– Fluids: Brake fluid, gas and lube spills need to be cleaned immediately. It deteriorates the rubber. Many of the cleaner protectors used on motorcycle tires harm the finish rubber. The best way to clean is to use old-fashioned soap and water.

– Bumps: Potholes, curbs and stones may slash or crack the tire. Look for any problem.

– Accelerated wear: Everyday use may be a potential hazard. Spinning motorcycle tires on take off or holding the brake on emergency stops need to be checked.

– Nails, screws etc .: It is better to find them before you ride than to discover these nuisances 20 minutes down the road. Motorcycle tires that use a tube may "pop" from a nail / screw or sharp object, where a tubeless tire may have the nail / screw actually plug the hole they created which gives you a little more time for repairs.
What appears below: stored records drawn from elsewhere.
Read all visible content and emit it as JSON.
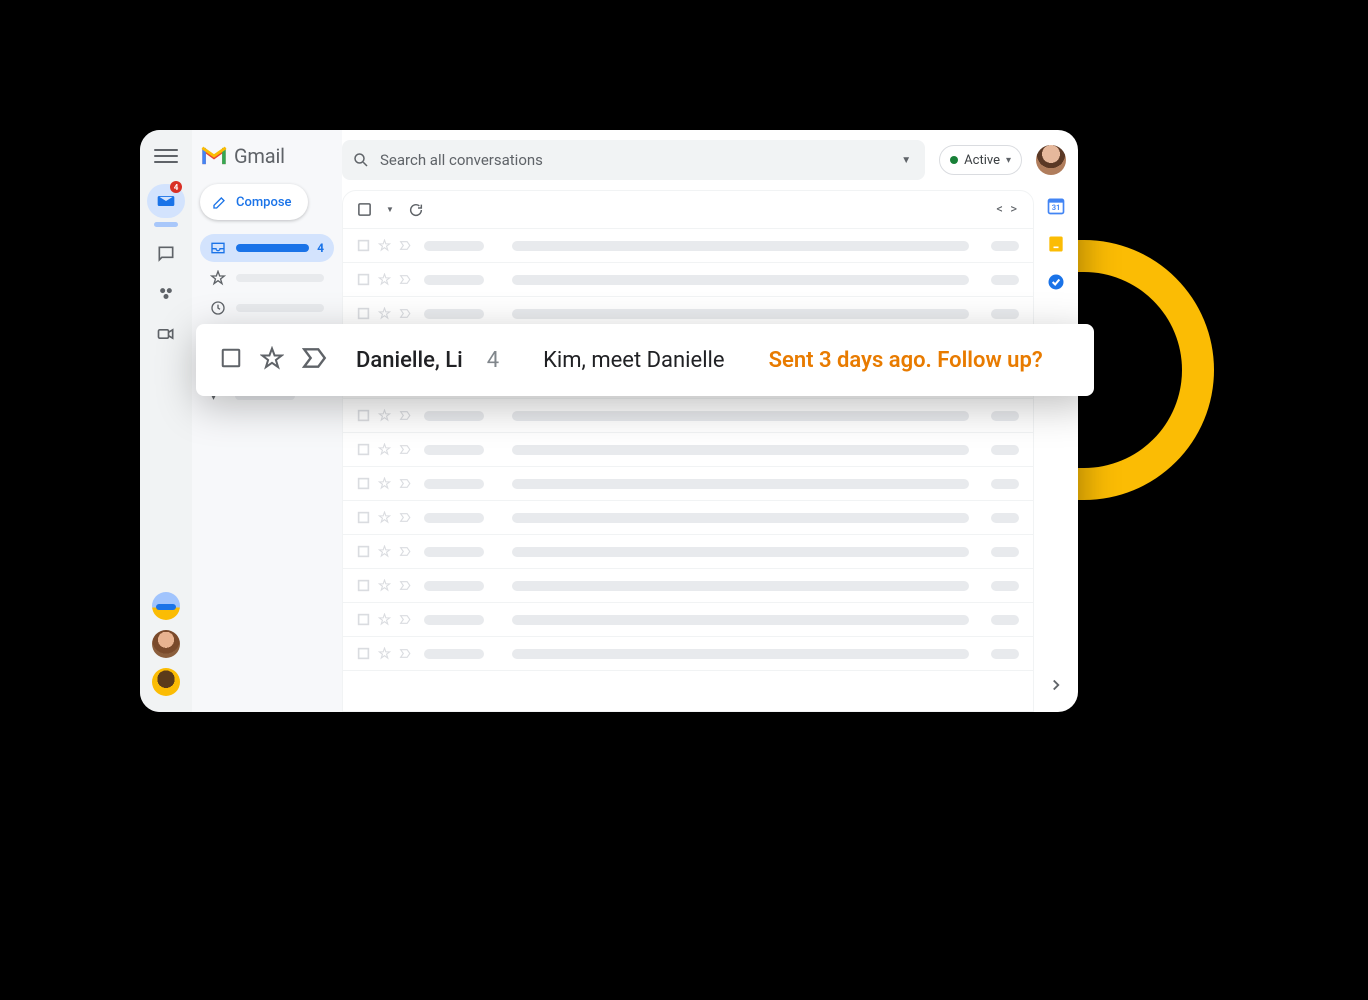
{
  "app": {
    "name": "Gmail"
  },
  "sidebar": {
    "compose": "Compose",
    "inbox_count": "4"
  },
  "rail": {
    "mail_badge": "4"
  },
  "search": {
    "placeholder": "Search all conversations"
  },
  "status": {
    "label": "Active"
  },
  "highlight": {
    "senders": "Danielle, Li",
    "count": "4",
    "subject": "Kim, meet Danielle",
    "nudge": "Sent 3 days ago. Follow up?"
  }
}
– Valve stems: Make sure the cap is on. It helps to protect the valve stem from leaking air and protects the stem valve from opening by centrifugal force and leaking air at higher speeds. When you use motorcycle tires with tubes, the valve stem should be straight out. If it is on a slant, the tire has been under-inflated and the tube has moved around the rim. Often this damages the tube and creates a leak.

– Tire weights: Weights need to be firmly fixed to the rim. If they fall off it will throw the tire out of balance and cause uneven wear.

– Rim: Cracked or deferred rims are potential problems. You may want to replace wire fired wheels when they became damaged with a cast or billet wheel that uses tubeless tires. Check with your dealer on this.

– Worn / torn: Thin tread is easier to detect. Flat wear is due to leaning very little and driving mostly in a straight line, resulting in a ridge at the edge of the flattened middle of the tire. This causes motorcycle tires to become unstable in a leaning turn. It wants to warble. The tire may have more wear but it should be replaced. [It is good to replace both front tire and rear tire at the same time.] Sidewall punctures, cracking, cord separation are an alert.

– Tread: Check the grooves called "sipes" making sure that the tread is still sufficient. The lack of having tread affects the cooling of the tire when in use, wear, stability, traction and can cause hydroplaning on wet roads.

When doing your inspection of motorcycle tires get a friend to roll the bike while you check the tread and sidewalls. You may need to get a work stand if alone. Obstacles to having a good inspection are long pipes, saddlebags, fenders etc. making it hard to see the rear tire. Front motorcycle tires are a bit easier to examine. This sounds like a lot but it goes quickly and is easy to do. Make it a habit to check your motorcycle tires frequently.

Some miscellaneous information you need to know. You will have better handling and get more out your motorcycles tires when you keep the rear tire aligned and balanced. Consider having this looked at approximately every1000 miles. Be careful when you have new motorcycle tires it takes the first couple of rides to get traction working well.

So! Happy riding and remembering to check your motorcycle tires often.